This mother was so upset. She couldn't understand why this had happened. She asked the doctor if there was some medical emergency that occurred and required such intervention. The doctor couldn't understand her despair, after all, she had "saved" her the pain of birth.
The mother asked the doctor, "Don't you remember that I told you I wanted NATURAL birth?"
To this the doctor replied, "The baby came out your vagina, that is natural!"
What a sad story this is. Unfortunately, especially in Egypt, to be rendered unconscious for second stage labor is all too common. Sadly it's a medical practice that is considered "normal," even though it is totally unnecessary.
This mother felt robbed of her birth experience. She was cut and stitched, when had she been awake and participating in her birth, she may have been left in tact. She lost the first few moments with her newborn daughter and felt sad that she wasn't immediately able to make the call to prayer for her infant. She felt drugged and nauseous from the medication, at a time she should of been feeling exuberant and full of excitement. She found it difficult to take care of her baby in this state and feels she lost out on the first opportunities to bond.
Unfortunately, many doctors feel it's their job to interfere in the natural process of birth. Most do not sit patiently and allow nature to takes its course. Many mothers who choose to cope with their labor and birth without the use of medication find that their doctors are not supportive or in agreement with their choice. Some doctors feel it's their duty to do "something" to relieve the pain of labor and birth. Sadly, they fail to realize that the pain of their intervention is often worse and longer lasting the the pain of birth itself. A mother who has prepared herself physically, mentally, and emotionally can usually cope with the discomforts of birth and feels great immediately after.
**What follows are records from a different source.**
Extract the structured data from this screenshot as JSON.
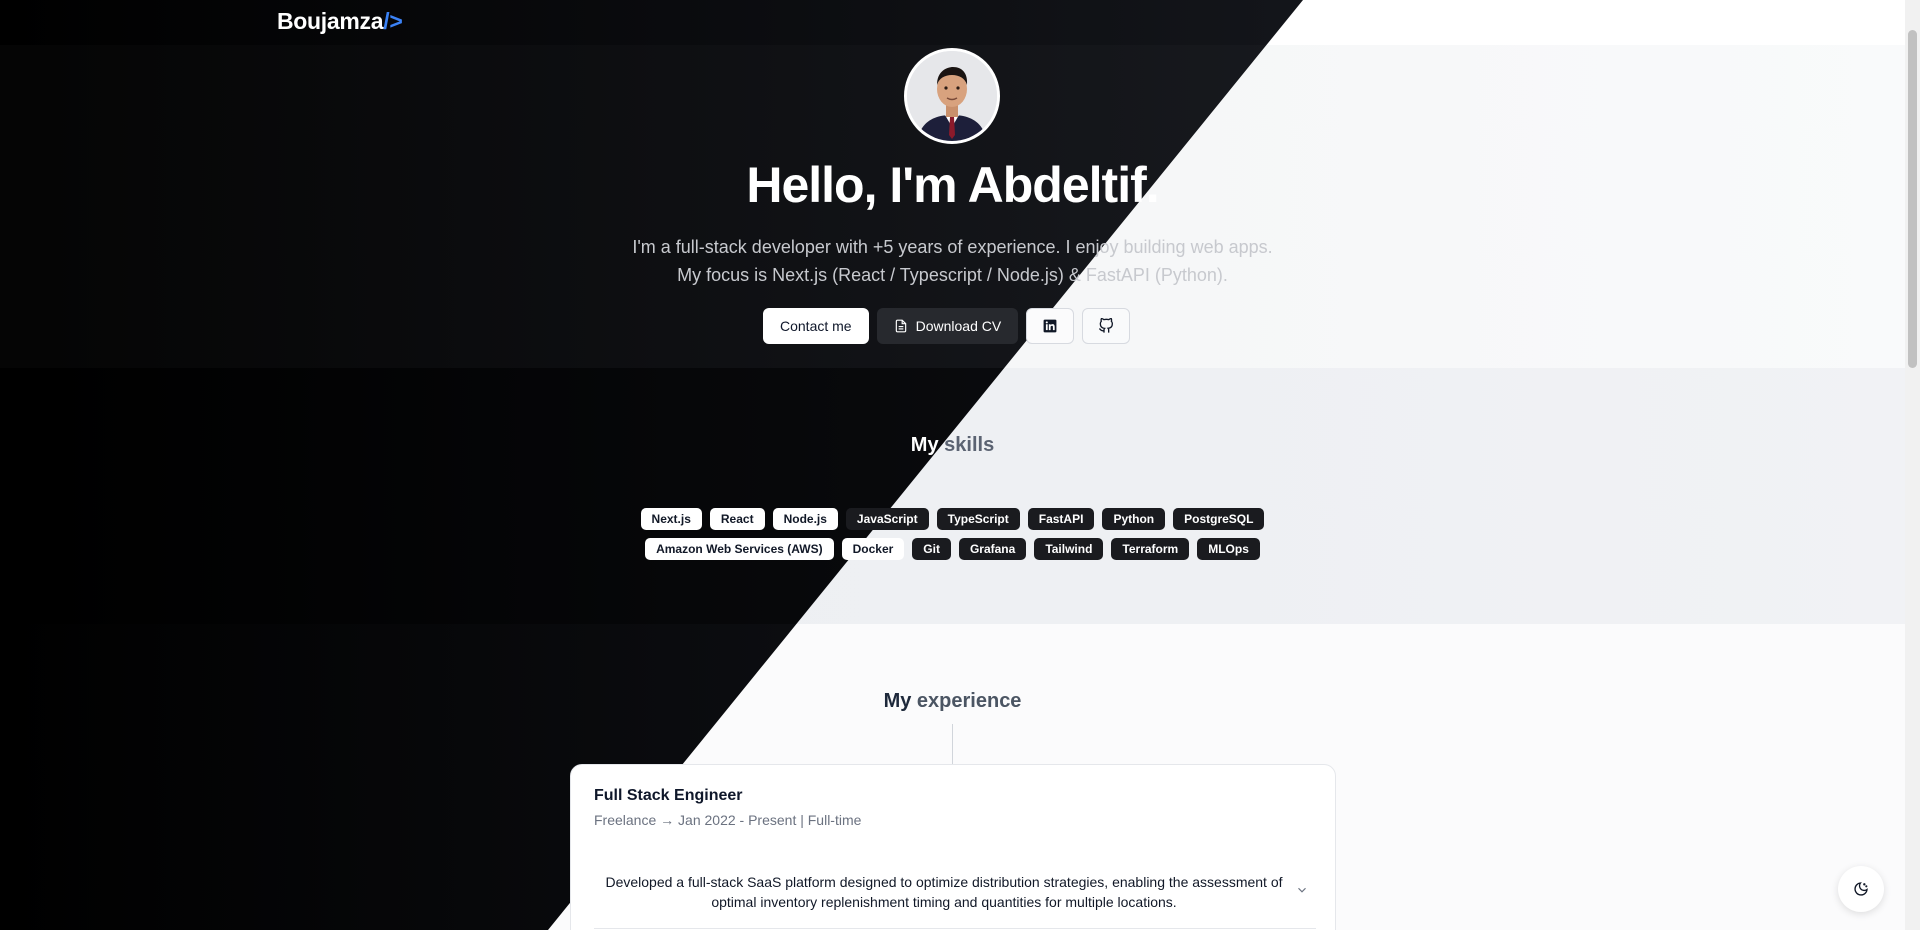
{
  "header": {
    "logo_text": "Boujamza",
    "logo_accent": "/>"
  },
  "hero": {
    "title_prefix": "Hello, ",
    "title_name": "I'm Abdeltif",
    "title_suffix": ".",
    "subtitle_line1": "I'm a full-stack developer with +5 years of experience. I enjoy building web apps.",
    "subtitle_line2": "My focus is Next.js (React / Typescript / Node.js) & FastAPI (Python).",
    "contact_label": "Contact me",
    "cv_label": "Download CV",
    "icons": [
      "document-icon",
      "linkedin-icon",
      "github-icon"
    ]
  },
  "skills": {
    "title_w1": "My",
    "title_w2": "skills",
    "items": [
      "Next.js",
      "React",
      "Node.js",
      "JavaScript",
      "TypeScript",
      "FastAPI",
      "Python",
      "PostgreSQL",
      "Amazon Web Services (AWS)",
      "Docker",
      "Git",
      "Grafana",
      "Tailwind",
      "Terraform",
      "MLOps"
    ]
  },
  "experience": {
    "title_w1": "My",
    "title_w2": "experience",
    "items": [
      {
        "role": "Full Stack Engineer",
        "meta": "Freelance → Jan 2022 - Present | Full-time",
        "description": "Developed a full-stack SaaS platform designed to optimize distribution strategies, enabling the assessment of optimal inventory replenishment timing and quantities for multiple locations."
      }
    ]
  },
  "colors": {
    "accent": "#3b82f6",
    "highlight": "#2a13d4",
    "dark_bg": "#0a0b0e",
    "light_bg": "#f4f5f7"
  },
  "theme_toggle_icon": "moon-icon"
}
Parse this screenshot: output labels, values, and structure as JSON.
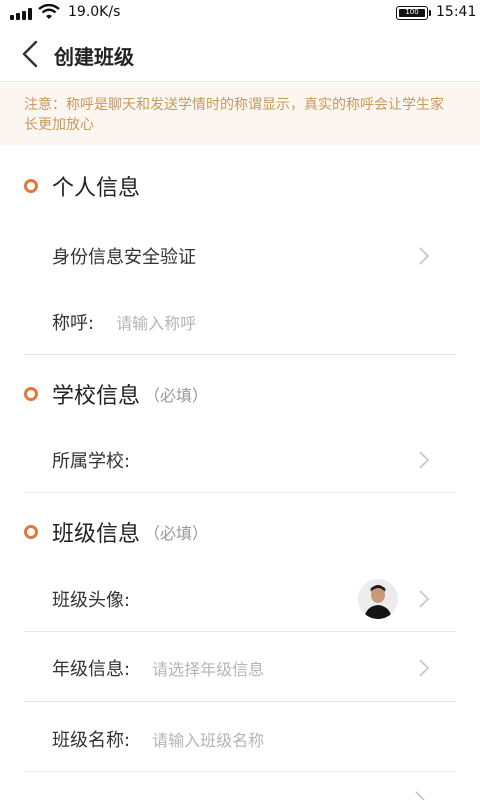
{
  "status_bar": {
    "net_speed": "19.0K/s",
    "battery": "100",
    "time": "15:41"
  },
  "nav": {
    "title": "创建班级",
    "back_icon": "chevron-left-icon"
  },
  "notice": {
    "text": "注意：称呼是聊天和发送学情时的称谓显示，真实的称呼会让学生家长更加放心"
  },
  "colors": {
    "accent": "#e2773d",
    "notice_bg": "#fbf6f0",
    "notice_text": "#c79a5e",
    "placeholder": "#b5b5b5"
  },
  "personal": {
    "title": "个人信息",
    "verify_label": "身份信息安全验证",
    "name_label": "称呼:",
    "name_placeholder": "请输入称呼"
  },
  "school": {
    "title": "学校信息",
    "hint": "（必填）",
    "school_label": "所属学校:"
  },
  "class": {
    "title": "班级信息",
    "hint": "（必填）",
    "avatar_label": "班级头像:",
    "grade_label": "年级信息:",
    "grade_placeholder": "请选择年级信息",
    "name_label": "班级名称:",
    "name_placeholder": "请输入班级名称"
  }
}
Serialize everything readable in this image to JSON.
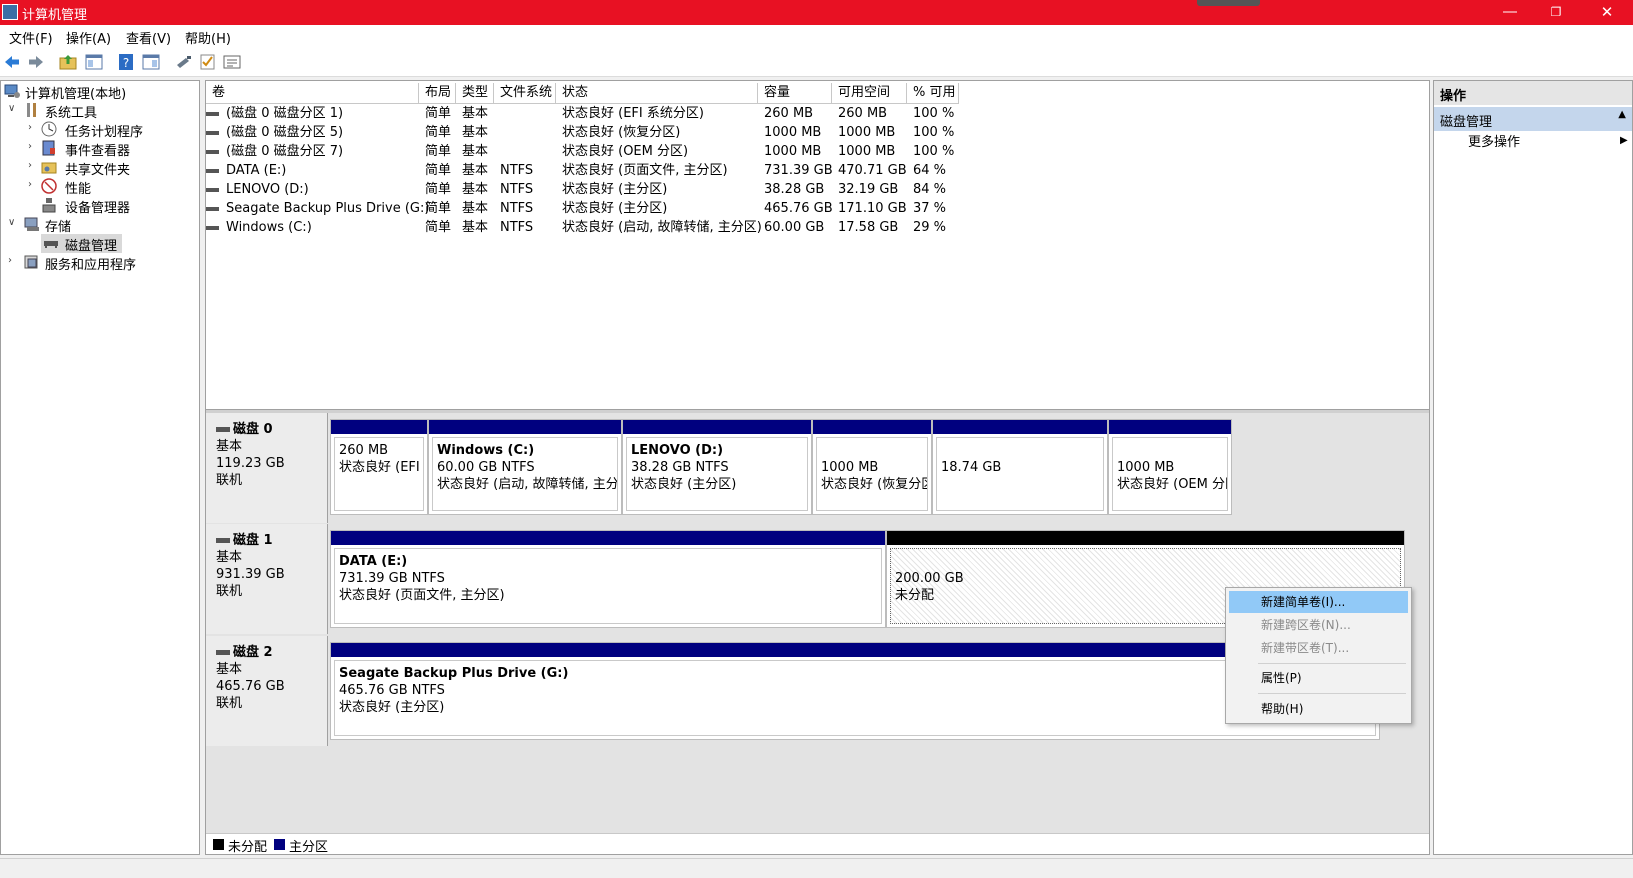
{
  "window": {
    "title": "计算机管理",
    "min_icon": "minimize-icon",
    "max_icon": "restore-icon",
    "close_icon": "close-icon"
  },
  "menu": [
    "文件(F)",
    "操作(A)",
    "查看(V)",
    "帮助(H)"
  ],
  "toolbar_icons": [
    "back-icon",
    "forward-icon",
    "up-folder-icon",
    "show-hide-tree-icon",
    "help-icon",
    "properties-icon",
    "connect-icon",
    "check-icon",
    "list-icon"
  ],
  "tree": {
    "root": "计算机管理(本地)",
    "system_tools": "系统工具",
    "task_scheduler": "任务计划程序",
    "event_viewer": "事件查看器",
    "shared_folders": "共享文件夹",
    "performance": "性能",
    "device_manager": "设备管理器",
    "storage": "存储",
    "disk_management": "磁盘管理",
    "services_apps": "服务和应用程序"
  },
  "volume_table": {
    "headers": [
      "卷",
      "布局",
      "类型",
      "文件系统",
      "状态",
      "容量",
      "可用空间",
      "% 可用"
    ],
    "rows": [
      [
        "(磁盘 0 磁盘分区 1)",
        "简单",
        "基本",
        "",
        "状态良好 (EFI 系统分区)",
        "260 MB",
        "260 MB",
        "100 %"
      ],
      [
        "(磁盘 0 磁盘分区 5)",
        "简单",
        "基本",
        "",
        "状态良好 (恢复分区)",
        "1000 MB",
        "1000 MB",
        "100 %"
      ],
      [
        "(磁盘 0 磁盘分区 7)",
        "简单",
        "基本",
        "",
        "状态良好 (OEM 分区)",
        "1000 MB",
        "1000 MB",
        "100 %"
      ],
      [
        "DATA (E:)",
        "简单",
        "基本",
        "NTFS",
        "状态良好 (页面文件, 主分区)",
        "731.39 GB",
        "470.71 GB",
        "64 %"
      ],
      [
        "LENOVO (D:)",
        "简单",
        "基本",
        "NTFS",
        "状态良好 (主分区)",
        "38.28 GB",
        "32.19 GB",
        "84 %"
      ],
      [
        "Seagate Backup Plus Drive (G:)",
        "简单",
        "基本",
        "NTFS",
        "状态良好 (主分区)",
        "465.76 GB",
        "171.10 GB",
        "37 %"
      ],
      [
        "Windows (C:)",
        "简单",
        "基本",
        "NTFS",
        "状态良好 (启动, 故障转储, 主分区)",
        "60.00 GB",
        "17.58 GB",
        "29 %"
      ]
    ]
  },
  "disks": {
    "d0": {
      "name": "磁盘 0",
      "type": "基本",
      "size": "119.23 GB",
      "status": "联机",
      "p1": {
        "line1": "260 MB",
        "line2": "状态良好 (EFI 系"
      },
      "p2": {
        "title": "Windows  (C:)",
        "line1": "60.00 GB NTFS",
        "line2": "状态良好 (启动, 故障转储, 主分区"
      },
      "p3": {
        "title": "LENOVO  (D:)",
        "line1": "38.28 GB NTFS",
        "line2": "状态良好 (主分区)"
      },
      "p4": {
        "line1": "1000 MB",
        "line2": "状态良好 (恢复分区"
      },
      "p5": {
        "line1": "18.74 GB"
      },
      "p6": {
        "line1": "1000 MB",
        "line2": "状态良好 (OEM 分区"
      }
    },
    "d1": {
      "name": "磁盘 1",
      "type": "基本",
      "size": "931.39 GB",
      "status": "联机",
      "p1": {
        "title": "DATA  (E:)",
        "line1": "731.39 GB NTFS",
        "line2": "状态良好 (页面文件, 主分区)"
      },
      "p2": {
        "line1": "200.00 GB",
        "line2": "未分配"
      }
    },
    "d2": {
      "name": "磁盘 2",
      "type": "基本",
      "size": "465.76 GB",
      "status": "联机",
      "p1": {
        "title": "Seagate Backup Plus Drive  (G:)",
        "line1": "465.76 GB NTFS",
        "line2": "状态良好 (主分区)"
      }
    }
  },
  "legend": {
    "unallocated": "未分配",
    "primary": "主分区"
  },
  "actions": {
    "title": "操作",
    "section": "磁盘管理",
    "more": "更多操作"
  },
  "context_menu": {
    "new_simple": "新建简单卷(I)...",
    "new_spanned": "新建跨区卷(N)...",
    "new_striped": "新建带区卷(T)...",
    "properties": "属性(P)",
    "help": "帮助(H)"
  },
  "colors": {
    "titlebar": "#e81123",
    "primary_partition": "#00007f",
    "unallocated": "#000000",
    "menu_highlight": "#91c9f7"
  }
}
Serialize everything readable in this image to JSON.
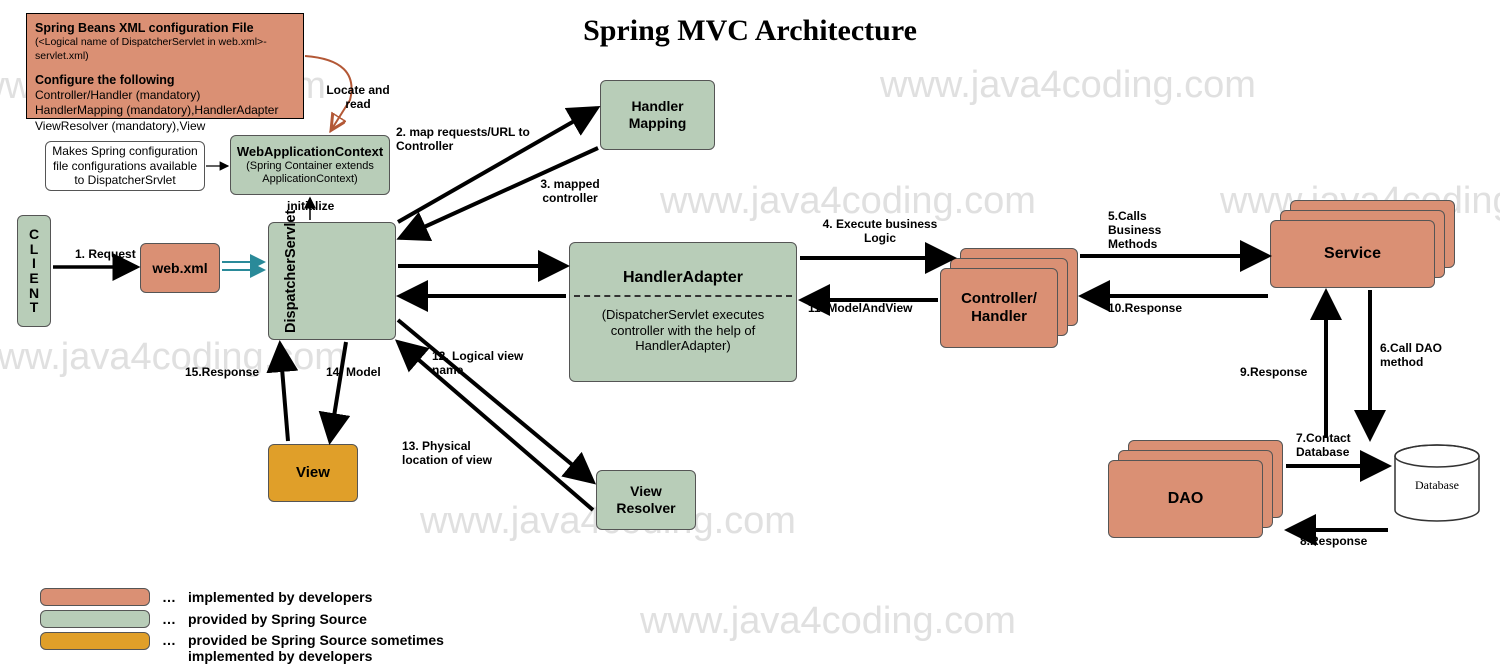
{
  "title": "Spring MVC Architecture",
  "watermark": "www.java4coding.com",
  "config": {
    "hdr1": "Spring Beans XML configuration File",
    "sub1": "(<Logical name of DispatcherServlet in web.xml>-servlet.xml)",
    "hdr2": "Configure the following",
    "line1": "Controller/Handler (mandatory)",
    "line2": "HandlerMapping (mandatory),HandlerAdapter",
    "line3": "ViewResolver (mandatory),View"
  },
  "wac_note": "Makes Spring configuration file configurations available to DispatcherSrvlet",
  "nodes": {
    "client": "C\nL\nI\nE\nN\nT",
    "webxml": "web.xml",
    "wac": "WebApplicationContext",
    "wac_sub": "(Spring Container extends ApplicationContext)",
    "dispatcher": "DispatcherServlet",
    "handler_mapping": "Handler Mapping",
    "handler_adapter": "HandlerAdapter",
    "handler_adapter_sub": "(DispatcherServlet executes controller with the help of HandlerAdapter)",
    "controller": "Controller/ Handler",
    "service": "Service",
    "dao": "DAO",
    "database": "Database",
    "view": "View",
    "view_resolver": "View Resolver"
  },
  "labels": {
    "locate_read": "Locate and read",
    "initialize": "initialize",
    "l1": "1. Request",
    "l2": "2. map requests/URL to Controller",
    "l3": "3. mapped controller",
    "l4": "4. Execute business Logic",
    "l5": "5.Calls Business Methods",
    "l6": "6.Call DAO method",
    "l7": "7.Contact Database",
    "l8": "8.Response",
    "l9": "9.Response",
    "l10": "10.Response",
    "l11": "11. ModelAndView",
    "l12": "12. Logical view name",
    "l13": "13. Physical location of view",
    "l14": "14. Model",
    "l15": "15.Response"
  },
  "legend": {
    "dev": "implemented by developers",
    "spring": "provided by Spring Source",
    "both": "provided be Spring Source sometimes implemented by developers",
    "dots": "…"
  }
}
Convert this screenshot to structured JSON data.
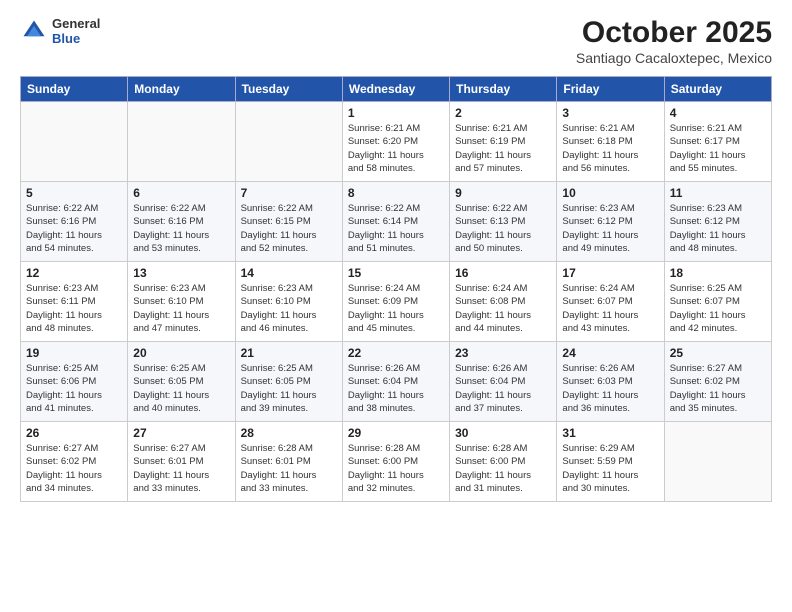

In this case, had the mother had a written birth plan and insisted on voicing her birth vision, this may not have happened. The doctor did not act with mal intent, she simply had a different understanding of "natural birth" and did what she, sadly, considers "normal."